The resulting drawings use twenty shades of ink on Mylar focusing on mechanical elements repeated from several angles to create a complex and mysterious whole. Thus, six-foot drawings of shadows of bicycles made from ink pooled, poured and drawn into familiar yet elusive forms also speaks of geological experience. Liquid ink evaporates, leaving rings of a drying lakebed. Multiple inks create unexpected moments of physics where heavy ink pushes light back, bleaching the pool to white. In other instances, puddles flow to low ground creating random wells of darkness, which then shatter when dry. Fine draftsmanship magnifies the tension between control and chance.
The shadow drawings are interesting from a conceptual viewpoint not because they are of shadows or bikes but because they represent very physical engagement with these materials and tools and document the effort of me chasing shadows. Moments of effort include crawling over the mylar, scratches, spills, a creased corner, gouges from tumbling bikes. They mark the field...and they should.
In my most recent works, I play between organized and chaotic compositions examining the ways in which lining up the shadows in clean order results in a straight forward inventory. When piled up the same objects become an ominous heap. Others organized in radiating circles become sources of visual energy.
In works like “Dissemble,” I remove a section from a composition and show it separately. All of the drama carries, but none of the context.

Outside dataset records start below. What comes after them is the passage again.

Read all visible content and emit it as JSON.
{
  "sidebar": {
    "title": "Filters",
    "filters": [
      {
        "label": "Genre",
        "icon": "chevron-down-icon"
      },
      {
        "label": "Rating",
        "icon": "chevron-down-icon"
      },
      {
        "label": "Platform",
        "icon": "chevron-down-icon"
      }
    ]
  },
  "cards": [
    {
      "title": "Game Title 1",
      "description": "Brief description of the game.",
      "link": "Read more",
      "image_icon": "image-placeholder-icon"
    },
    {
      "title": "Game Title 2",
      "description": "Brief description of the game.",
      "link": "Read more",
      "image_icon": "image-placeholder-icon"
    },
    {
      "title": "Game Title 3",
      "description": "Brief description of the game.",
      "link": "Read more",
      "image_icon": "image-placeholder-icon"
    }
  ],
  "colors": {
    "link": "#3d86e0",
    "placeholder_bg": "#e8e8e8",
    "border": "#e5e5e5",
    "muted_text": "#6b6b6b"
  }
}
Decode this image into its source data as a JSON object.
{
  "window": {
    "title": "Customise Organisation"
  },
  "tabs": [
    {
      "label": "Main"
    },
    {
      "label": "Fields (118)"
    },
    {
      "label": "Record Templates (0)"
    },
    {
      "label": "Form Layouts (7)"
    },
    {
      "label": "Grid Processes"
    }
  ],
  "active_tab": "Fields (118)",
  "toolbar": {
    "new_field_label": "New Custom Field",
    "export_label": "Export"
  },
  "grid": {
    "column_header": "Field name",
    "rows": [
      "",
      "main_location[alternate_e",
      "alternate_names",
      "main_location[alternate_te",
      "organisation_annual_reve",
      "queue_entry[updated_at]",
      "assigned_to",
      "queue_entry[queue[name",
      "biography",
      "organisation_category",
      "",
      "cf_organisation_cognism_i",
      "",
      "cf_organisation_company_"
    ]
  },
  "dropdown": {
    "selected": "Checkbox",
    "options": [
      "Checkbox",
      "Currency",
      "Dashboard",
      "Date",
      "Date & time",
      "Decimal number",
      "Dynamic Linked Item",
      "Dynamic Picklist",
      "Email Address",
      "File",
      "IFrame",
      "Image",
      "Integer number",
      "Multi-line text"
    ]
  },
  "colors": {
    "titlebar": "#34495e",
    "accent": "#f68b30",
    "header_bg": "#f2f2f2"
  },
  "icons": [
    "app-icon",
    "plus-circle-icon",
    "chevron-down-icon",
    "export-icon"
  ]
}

Beyond bicycles, new elements like chairs, chandeliers, trees, and Cyclone fence shadows are new starting points for my drawings.